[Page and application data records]
##########
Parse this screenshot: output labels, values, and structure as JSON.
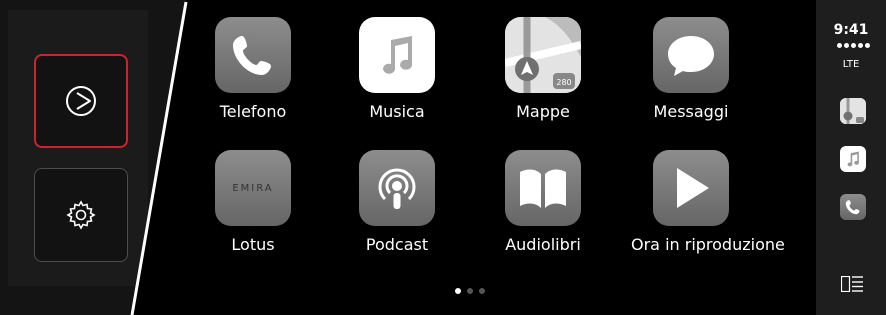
{
  "apps": [
    {
      "label": "Telefono",
      "icon": "phone-icon"
    },
    {
      "label": "Musica",
      "icon": "music-icon"
    },
    {
      "label": "Mappe",
      "icon": "maps-icon"
    },
    {
      "label": "Messaggi",
      "icon": "messages-icon"
    },
    {
      "label": "Lotus",
      "icon": "lotus-icon",
      "icon_text": "EMIRA"
    },
    {
      "label": "Podcast",
      "icon": "podcast-icon"
    },
    {
      "label": "Audiolibri",
      "icon": "audiobooks-icon"
    },
    {
      "label": "Ora in riproduzione",
      "icon": "now-playing-icon"
    }
  ],
  "sidebar": {
    "buttons": [
      {
        "name": "play",
        "icon": "play-circle-icon",
        "selected": true
      },
      {
        "name": "settings",
        "icon": "gear-icon",
        "selected": false
      }
    ]
  },
  "status": {
    "time": "9:41",
    "network": "LTE",
    "recent_apps": [
      "maps-icon",
      "music-icon",
      "phone-icon"
    ],
    "switch_icon": "layout-switch-icon"
  },
  "pagination": {
    "pages": 3,
    "current": 1
  },
  "colors": {
    "selected_border": "#c9252c",
    "background": "#000000"
  }
}
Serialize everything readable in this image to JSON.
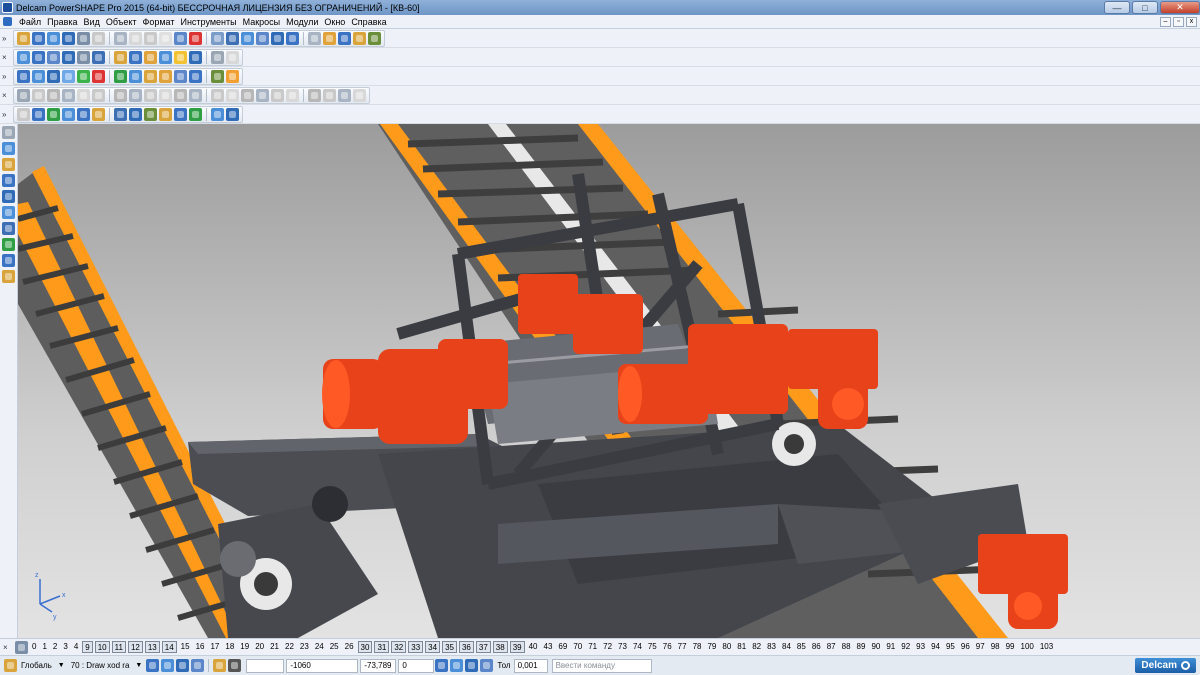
{
  "title": "Delcam PowerSHAPE Pro 2015 (64-bit) БЕССРОЧНАЯ ЛИЦЕНЗИЯ БЕЗ ОГРАНИЧЕНИЙ - [КВ-60]",
  "window_buttons": {
    "minimize": "—",
    "maximize": "□",
    "close": "✕"
  },
  "menu": [
    "Файл",
    "Правка",
    "Вид",
    "Объект",
    "Формат",
    "Инструменты",
    "Макросы",
    "Модули",
    "Окно",
    "Справка"
  ],
  "mdi_buttons": {
    "minimize": "–",
    "restore": "▫",
    "close": "x"
  },
  "toolbars": {
    "row1": {
      "close": "»",
      "colors": [
        "#d9a43b",
        "#3b73c4",
        "#4a8fd8",
        "#2f6bb7",
        "#7b8ea8",
        "#c9c9c9",
        "#a8b4c4",
        "#d8d8d8",
        "#c9c9c9",
        "#e0e0e0",
        "#5b86c9",
        "#d33",
        "#7a9cc8",
        "#3c6fb4",
        "#4a8fd8",
        "#5b86c9",
        "#2f6bb7",
        "#3b73c4",
        "#a8b4c4",
        "#e0a23a",
        "#3b73c4",
        "#d9a43b",
        "#6b8e3a"
      ]
    },
    "row2": {
      "close": "×",
      "colors": [
        "#4a8fd8",
        "#3b73c4",
        "#5b86c9",
        "#2f6bb7",
        "#7b8ea8",
        "#3c6fb4",
        "#d9a43b",
        "#3b73c4",
        "#e0a23a",
        "#4a8fd8",
        "#f2c232",
        "#2f6bb7",
        "#9aa6b4",
        "#d8d8d8"
      ]
    },
    "row3": {
      "close": "»",
      "colors": [
        "#3b73c4",
        "#4a8fd8",
        "#2f6bb7",
        "#6fa8e6",
        "#3cb34a",
        "#d33",
        "#2f9e44",
        "#4a8fd8",
        "#d9a43b",
        "#e0a23a",
        "#5b86c9",
        "#3b73c4",
        "#6b8e3a",
        "#f2a032"
      ]
    },
    "row4": {
      "close": "×",
      "colors": [
        "#9aa6b4",
        "#c9c9c9",
        "#b7b7b7",
        "#a8b4c4",
        "#d8d8d8",
        "#c9c9c9",
        "#b7b7b7",
        "#a8b4c4",
        "#c9c9c9",
        "#d8d8d8",
        "#b7b7b7",
        "#a8b4c4",
        "#c9c9c9",
        "#d8d8d8",
        "#b7b7b7",
        "#a8b4c4",
        "#c9c9c9",
        "#d8d8d8",
        "#b7b7b7",
        "#c9c9c9",
        "#a8b4c4",
        "#d8d8d8"
      ]
    },
    "row5": {
      "close": "»",
      "colors": [
        "#c9c9c9",
        "#3b73c4",
        "#2f9e44",
        "#4a8fd8",
        "#3b73c4",
        "#d9a43b",
        "#3c6fb4",
        "#2f6bb7",
        "#6b8e3a",
        "#d9a43b",
        "#3b73c4",
        "#2f9e44",
        "#4a8fd8",
        "#2f6bb7"
      ]
    }
  },
  "left_toolbar": {
    "colors": [
      "#9aa6b4",
      "#4a8fd8",
      "#d9a43b",
      "#3b73c4",
      "#2f6bb7",
      "#4a8fd8",
      "#3c6fb4",
      "#2f9e44",
      "#3b73c4",
      "#d9a43b"
    ]
  },
  "viewport": {
    "colors": {
      "orange": "#ff9a1a",
      "machine_gray": "#4a4c52",
      "motor_red": "#e8421a",
      "rail": "#5b5b5b"
    },
    "axis_labels": {
      "x": "x",
      "y": "y",
      "z": "z"
    }
  },
  "levels": [
    "0",
    "1",
    "2",
    "3",
    "4",
    "9",
    "10",
    "11",
    "12",
    "13",
    "14",
    "15",
    "16",
    "17",
    "18",
    "19",
    "20",
    "21",
    "22",
    "23",
    "24",
    "25",
    "26",
    "30",
    "31",
    "32",
    "33",
    "34",
    "35",
    "36",
    "37",
    "38",
    "39",
    "40",
    "43",
    "69",
    "70",
    "71",
    "72",
    "73",
    "74",
    "75",
    "76",
    "77",
    "78",
    "79",
    "80",
    "81",
    "82",
    "83",
    "84",
    "85",
    "86",
    "87",
    "88",
    "89",
    "90",
    "91",
    "92",
    "93",
    "94",
    "95",
    "96",
    "97",
    "98",
    "99",
    "100",
    "103"
  ],
  "levels_boxed": [
    "9",
    "10",
    "11",
    "12",
    "13",
    "14",
    "30",
    "31",
    "32",
    "33",
    "34",
    "35",
    "36",
    "37",
    "38",
    "39"
  ],
  "status": {
    "workplane": "Глобаль",
    "level": "70 : Draw xod ra",
    "x": "-1060",
    "y": "-73,789",
    "z": "0",
    "tol_label": "Тол",
    "tol": "0,001",
    "command_placeholder": "Ввести команду",
    "brand": "Delcam"
  }
}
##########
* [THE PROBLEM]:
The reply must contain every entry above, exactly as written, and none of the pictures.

* [SOLUTION TO THE PROBLEM]:
Parse this screenshot: output labels, values, and structure as JSON.
{
  "apps": [
    {
      "label": "Telefono",
      "icon": "phone-icon"
    },
    {
      "label": "Musica",
      "icon": "music-icon"
    },
    {
      "label": "Mappe",
      "icon": "maps-icon"
    },
    {
      "label": "Messaggi",
      "icon": "messages-icon"
    },
    {
      "label": "Lotus",
      "icon": "lotus-icon",
      "icon_text": "EMIRA"
    },
    {
      "label": "Podcast",
      "icon": "podcast-icon"
    },
    {
      "label": "Audiolibri",
      "icon": "audiobooks-icon"
    },
    {
      "label": "Ora in riproduzione",
      "icon": "now-playing-icon"
    }
  ],
  "sidebar": {
    "buttons": [
      {
        "name": "play",
        "icon": "play-circle-icon",
        "selected": true
      },
      {
        "name": "settings",
        "icon": "gear-icon",
        "selected": false
      }
    ]
  },
  "status": {
    "time": "9:41",
    "network": "LTE",
    "recent_apps": [
      "maps-icon",
      "music-icon",
      "phone-icon"
    ],
    "switch_icon": "layout-switch-icon"
  },
  "pagination": {
    "pages": 3,
    "current": 1
  },
  "colors": {
    "selected_border": "#c9252c",
    "background": "#000000"
  }
}
Serialize everything readable in this image to JSON.
{
  "title": "Delcam PowerSHAPE Pro 2015 (64-bit) БЕССРОЧНАЯ ЛИЦЕНЗИЯ БЕЗ ОГРАНИЧЕНИЙ - [КВ-60]",
  "window_buttons": {
    "minimize": "—",
    "maximize": "□",
    "close": "✕"
  },
  "menu": [
    "Файл",
    "Правка",
    "Вид",
    "Объект",
    "Формат",
    "Инструменты",
    "Макросы",
    "Модули",
    "Окно",
    "Справка"
  ],
  "mdi_buttons": {
    "minimize": "–",
    "restore": "▫",
    "close": "x"
  },
  "toolbars": {
    "row1": {
      "close": "»",
      "colors": [
        "#d9a43b",
        "#3b73c4",
        "#4a8fd8",
        "#2f6bb7",
        "#7b8ea8",
        "#c9c9c9",
        "#a8b4c4",
        "#d8d8d8",
        "#c9c9c9",
        "#e0e0e0",
        "#5b86c9",
        "#d33",
        "#7a9cc8",
        "#3c6fb4",
        "#4a8fd8",
        "#5b86c9",
        "#2f6bb7",
        "#3b73c4",
        "#a8b4c4",
        "#e0a23a",
        "#3b73c4",
        "#d9a43b",
        "#6b8e3a"
      ]
    },
    "row2": {
      "close": "×",
      "colors": [
        "#4a8fd8",
        "#3b73c4",
        "#5b86c9",
        "#2f6bb7",
        "#7b8ea8",
        "#3c6fb4",
        "#d9a43b",
        "#3b73c4",
        "#e0a23a",
        "#4a8fd8",
        "#f2c232",
        "#2f6bb7",
        "#9aa6b4",
        "#d8d8d8"
      ]
    },
    "row3": {
      "close": "»",
      "colors": [
        "#3b73c4",
        "#4a8fd8",
        "#2f6bb7",
        "#6fa8e6",
        "#3cb34a",
        "#d33",
        "#2f9e44",
        "#4a8fd8",
        "#d9a43b",
        "#e0a23a",
        "#5b86c9",
        "#3b73c4",
        "#6b8e3a",
        "#f2a032"
      ]
    },
    "row4": {
      "close": "×",
      "colors": [
        "#9aa6b4",
        "#c9c9c9",
        "#b7b7b7",
        "#a8b4c4",
        "#d8d8d8",
        "#c9c9c9",
        "#b7b7b7",
        "#a8b4c4",
        "#c9c9c9",
        "#d8d8d8",
        "#b7b7b7",
        "#a8b4c4",
        "#c9c9c9",
        "#d8d8d8",
        "#b7b7b7",
        "#a8b4c4",
        "#c9c9c9",
        "#d8d8d8",
        "#b7b7b7",
        "#c9c9c9",
        "#a8b4c4",
        "#d8d8d8"
      ]
    },
    "row5": {
      "close": "»",
      "colors": [
        "#c9c9c9",
        "#3b73c4",
        "#2f9e44",
        "#4a8fd8",
        "#3b73c4",
        "#d9a43b",
        "#3c6fb4",
        "#2f6bb7",
        "#6b8e3a",
        "#d9a43b",
        "#3b73c4",
        "#2f9e44",
        "#4a8fd8",
        "#2f6bb7"
      ]
    }
  },
  "left_toolbar": {
    "colors": [
      "#9aa6b4",
      "#4a8fd8",
      "#d9a43b",
      "#3b73c4",
      "#2f6bb7",
      "#4a8fd8",
      "#3c6fb4",
      "#2f9e44",
      "#3b73c4",
      "#d9a43b"
    ]
  },
  "viewport": {
    "colors": {
      "orange": "#ff9a1a",
      "machine_gray": "#4a4c52",
      "motor_red": "#e8421a",
      "rail": "#5b5b5b"
    },
    "axis_labels": {
      "x": "x",
      "y": "y",
      "z": "z"
    }
  },
  "levels": [
    "0",
    "1",
    "2",
    "3",
    "4",
    "9",
    "10",
    "11",
    "12",
    "13",
    "14",
    "15",
    "16",
    "17",
    "18",
    "19",
    "20",
    "21",
    "22",
    "23",
    "24",
    "25",
    "26",
    "30",
    "31",
    "32",
    "33",
    "34",
    "35",
    "36",
    "37",
    "38",
    "39",
    "40",
    "43",
    "69",
    "70",
    "71",
    "72",
    "73",
    "74",
    "75",
    "76",
    "77",
    "78",
    "79",
    "80",
    "81",
    "82",
    "83",
    "84",
    "85",
    "86",
    "87",
    "88",
    "89",
    "90",
    "91",
    "92",
    "93",
    "94",
    "95",
    "96",
    "97",
    "98",
    "99",
    "100",
    "103"
  ],
  "levels_boxed": [
    "9",
    "10",
    "11",
    "12",
    "13",
    "14",
    "30",
    "31",
    "32",
    "33",
    "34",
    "35",
    "36",
    "37",
    "38",
    "39"
  ],
  "status": {
    "workplane": "Глобаль",
    "level": "70 : Draw xod ra",
    "x": "-1060",
    "y": "-73,789",
    "z": "0",
    "tol_label": "Тол",
    "tol": "0,001",
    "command_placeholder": "Ввести команду",
    "brand": "Delcam"
  }
}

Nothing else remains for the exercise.